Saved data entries
/---

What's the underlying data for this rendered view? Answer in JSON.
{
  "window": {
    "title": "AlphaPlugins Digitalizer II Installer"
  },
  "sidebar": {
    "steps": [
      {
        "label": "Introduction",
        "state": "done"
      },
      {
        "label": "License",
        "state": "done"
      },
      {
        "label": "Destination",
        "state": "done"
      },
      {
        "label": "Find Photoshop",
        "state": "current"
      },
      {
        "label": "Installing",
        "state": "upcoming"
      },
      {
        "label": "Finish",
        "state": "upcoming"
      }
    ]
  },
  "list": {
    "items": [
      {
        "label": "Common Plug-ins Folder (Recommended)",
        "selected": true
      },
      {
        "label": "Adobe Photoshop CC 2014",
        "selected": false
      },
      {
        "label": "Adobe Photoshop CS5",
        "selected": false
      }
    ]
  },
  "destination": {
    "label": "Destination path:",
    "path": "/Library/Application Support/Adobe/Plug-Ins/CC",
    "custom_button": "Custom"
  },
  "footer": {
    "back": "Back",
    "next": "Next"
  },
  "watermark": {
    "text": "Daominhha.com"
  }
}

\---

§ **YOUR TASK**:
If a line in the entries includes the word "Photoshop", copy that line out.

§ **ANSWER FOR THIS EXERCISE**:
        "label": "Find Photoshop",
        "label": "Adobe Photoshop CC 2014",
        "label": "Adobe Photoshop CS5",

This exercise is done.